◆ Exercise:
Drop every picture. Return the rest of the entries exactly.
═══ Data in this exercise
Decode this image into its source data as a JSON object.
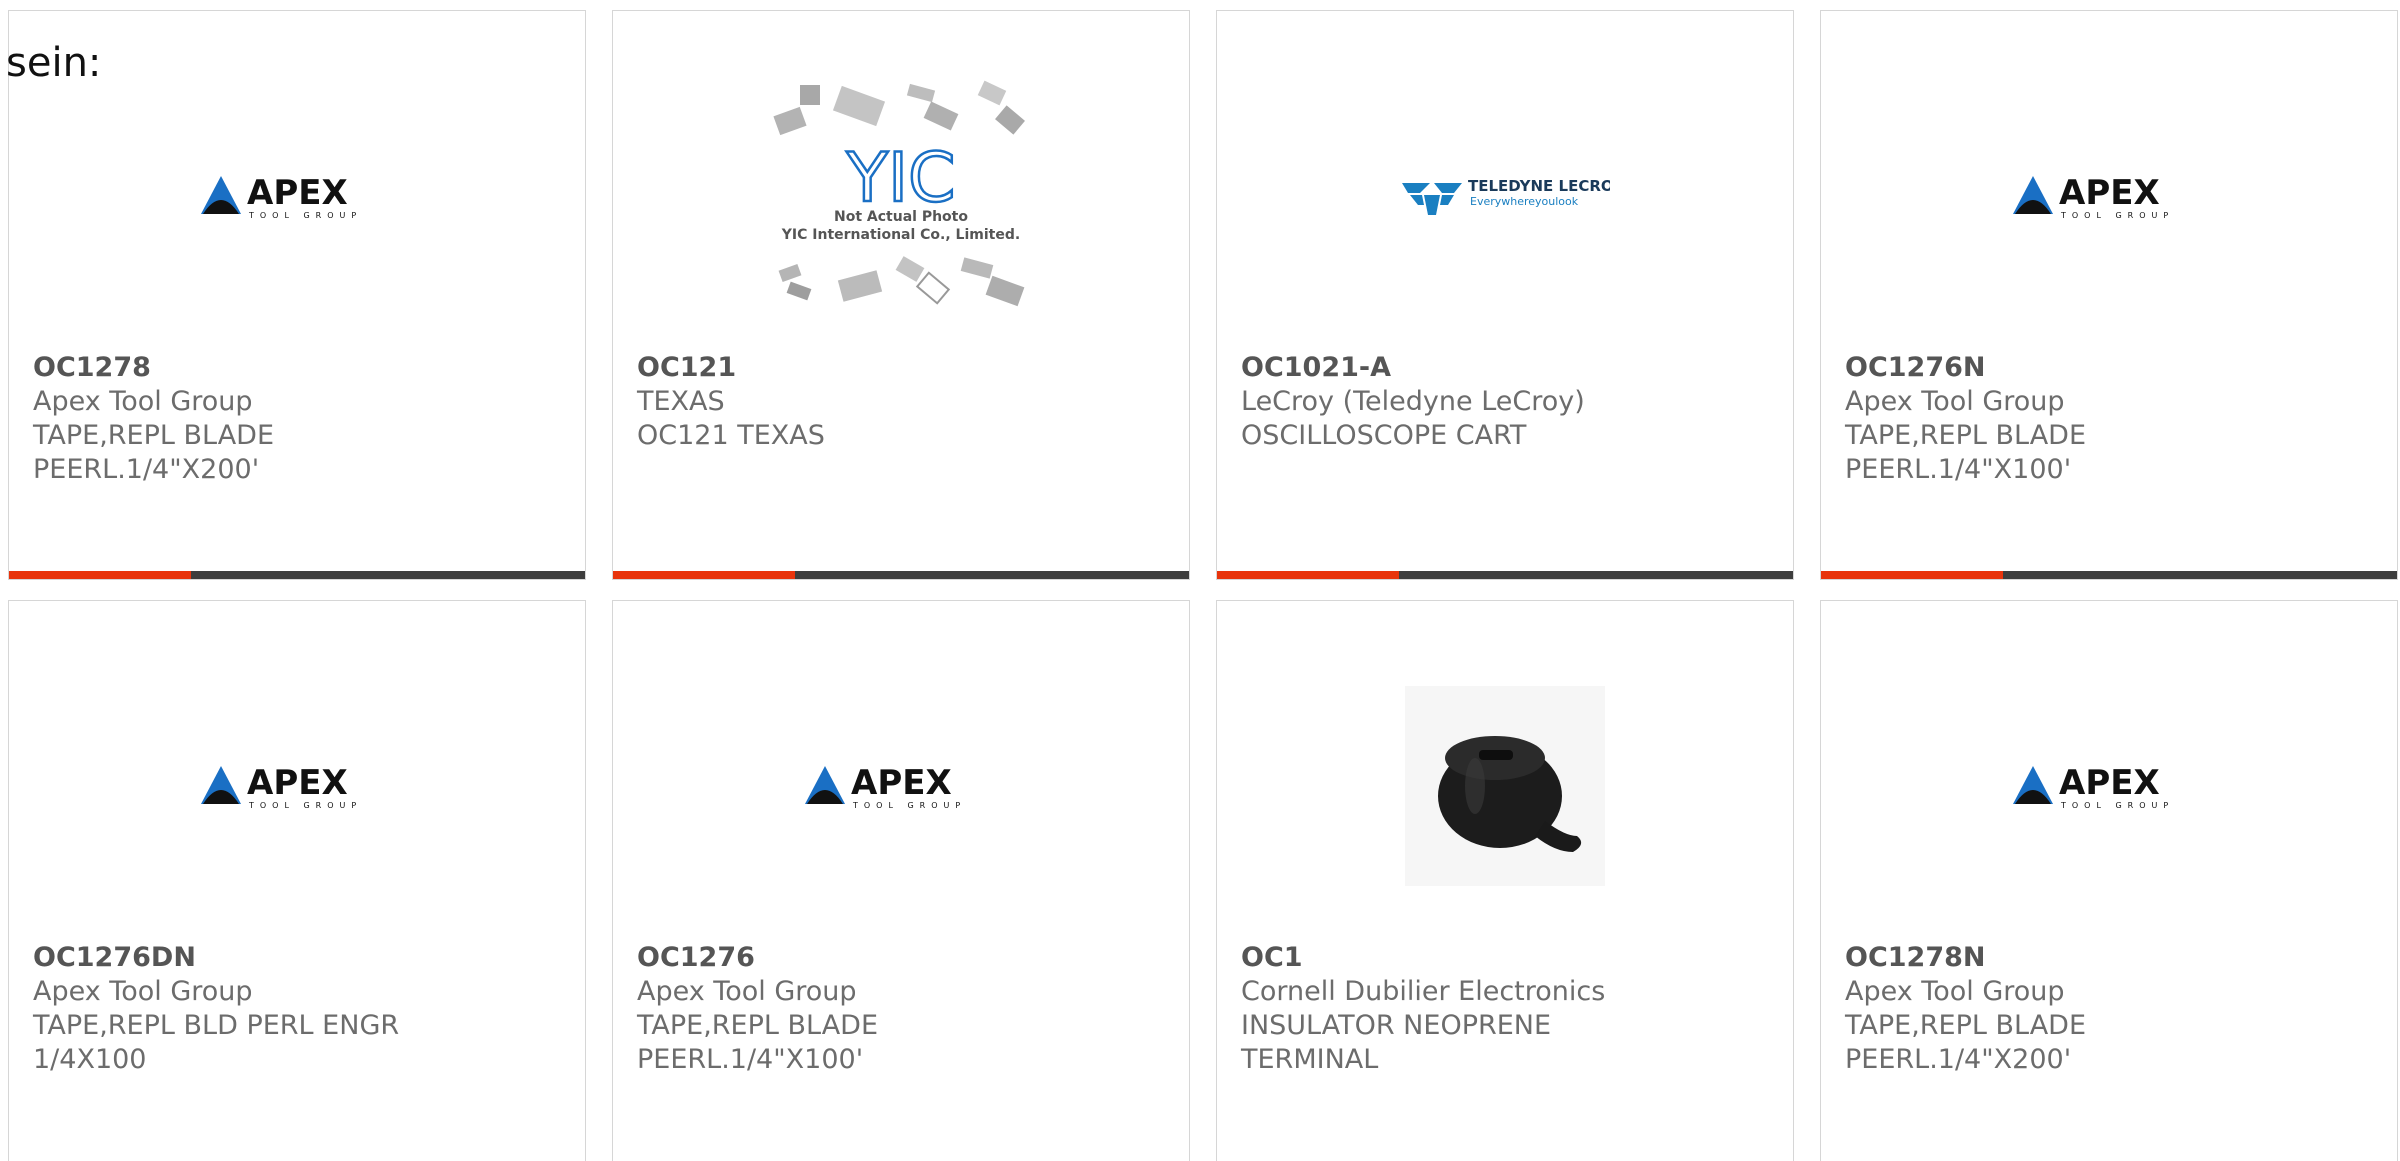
{
  "lead_text": "sein:",
  "colors": {
    "accent": "#e8340c",
    "bar": "#3d3d3d",
    "border": "#d6d6d6",
    "teledyne_blue": "#1a7fc1"
  },
  "cards": [
    {
      "pn": "OC1278",
      "mfr": "Apex Tool Group",
      "desc1": "TAPE,REPL BLADE",
      "desc2": "PEERL.1/4\"X200'",
      "image": "apex-logo",
      "logo_main": "APEX",
      "logo_sub": "TOOL GROUP"
    },
    {
      "pn": "OC121",
      "mfr": "TEXAS",
      "desc1": "OC121 TEXAS",
      "desc2": "",
      "image": "yic-placeholder",
      "logo_main": "YIC",
      "photo_note": "Not Actual Photo",
      "photo_company": "YIC International Co., Limited."
    },
    {
      "pn": "OC1021-A",
      "mfr": "LeCroy (Teledyne LeCroy)",
      "desc1": "OSCILLOSCOPE CART",
      "desc2": "",
      "image": "teledyne-logo",
      "logo_main": "TELEDYNE LECROY",
      "logo_sub": "Everywhereyoulook"
    },
    {
      "pn": "OC1276N",
      "mfr": "Apex Tool Group",
      "desc1": "TAPE,REPL BLADE",
      "desc2": "PEERL.1/4\"X100'",
      "image": "apex-logo",
      "logo_main": "APEX",
      "logo_sub": "TOOL GROUP"
    },
    {
      "pn": "OC1276DN",
      "mfr": "Apex Tool Group",
      "desc1": "TAPE,REPL BLD PERL ENGR",
      "desc2": "1/4X100",
      "image": "apex-logo",
      "logo_main": "APEX",
      "logo_sub": "TOOL GROUP"
    },
    {
      "pn": "OC1276",
      "mfr": "Apex Tool Group",
      "desc1": "TAPE,REPL BLADE",
      "desc2": "PEERL.1/4\"X100'",
      "image": "apex-logo",
      "logo_main": "APEX",
      "logo_sub": "TOOL GROUP"
    },
    {
      "pn": "OC1",
      "mfr": "Cornell Dubilier Electronics",
      "desc1": "INSULATOR NEOPRENE",
      "desc2": "TERMINAL",
      "image": "neoprene-insulator-photo"
    },
    {
      "pn": "OC1278N",
      "mfr": "Apex Tool Group",
      "desc1": "TAPE,REPL BLADE",
      "desc2": "PEERL.1/4\"X200'",
      "image": "apex-logo",
      "logo_main": "APEX",
      "logo_sub": "TOOL GROUP"
    }
  ]
}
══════
◆ Answer section:
Decode this image into its source data as a JSON object.
{
  "lead_text": "sein:",
  "colors": {
    "accent": "#e8340c",
    "bar": "#3d3d3d",
    "border": "#d6d6d6",
    "teledyne_blue": "#1a7fc1"
  },
  "cards": [
    {
      "pn": "OC1278",
      "mfr": "Apex Tool Group",
      "desc1": "TAPE,REPL BLADE",
      "desc2": "PEERL.1/4\"X200'",
      "image": "apex-logo",
      "logo_main": "APEX",
      "logo_sub": "TOOL GROUP"
    },
    {
      "pn": "OC121",
      "mfr": "TEXAS",
      "desc1": "OC121 TEXAS",
      "desc2": "",
      "image": "yic-placeholder",
      "logo_main": "YIC",
      "photo_note": "Not Actual Photo",
      "photo_company": "YIC International Co., Limited."
    },
    {
      "pn": "OC1021-A",
      "mfr": "LeCroy (Teledyne LeCroy)",
      "desc1": "OSCILLOSCOPE CART",
      "desc2": "",
      "image": "teledyne-logo",
      "logo_main": "TELEDYNE LECROY",
      "logo_sub": "Everywhereyoulook"
    },
    {
      "pn": "OC1276N",
      "mfr": "Apex Tool Group",
      "desc1": "TAPE,REPL BLADE",
      "desc2": "PEERL.1/4\"X100'",
      "image": "apex-logo",
      "logo_main": "APEX",
      "logo_sub": "TOOL GROUP"
    },
    {
      "pn": "OC1276DN",
      "mfr": "Apex Tool Group",
      "desc1": "TAPE,REPL BLD PERL ENGR",
      "desc2": "1/4X100",
      "image": "apex-logo",
      "logo_main": "APEX",
      "logo_sub": "TOOL GROUP"
    },
    {
      "pn": "OC1276",
      "mfr": "Apex Tool Group",
      "desc1": "TAPE,REPL BLADE",
      "desc2": "PEERL.1/4\"X100'",
      "image": "apex-logo",
      "logo_main": "APEX",
      "logo_sub": "TOOL GROUP"
    },
    {
      "pn": "OC1",
      "mfr": "Cornell Dubilier Electronics",
      "desc1": "INSULATOR NEOPRENE",
      "desc2": "TERMINAL",
      "image": "neoprene-insulator-photo"
    },
    {
      "pn": "OC1278N",
      "mfr": "Apex Tool Group",
      "desc1": "TAPE,REPL BLADE",
      "desc2": "PEERL.1/4\"X200'",
      "image": "apex-logo",
      "logo_main": "APEX",
      "logo_sub": "TOOL GROUP"
    }
  ]
}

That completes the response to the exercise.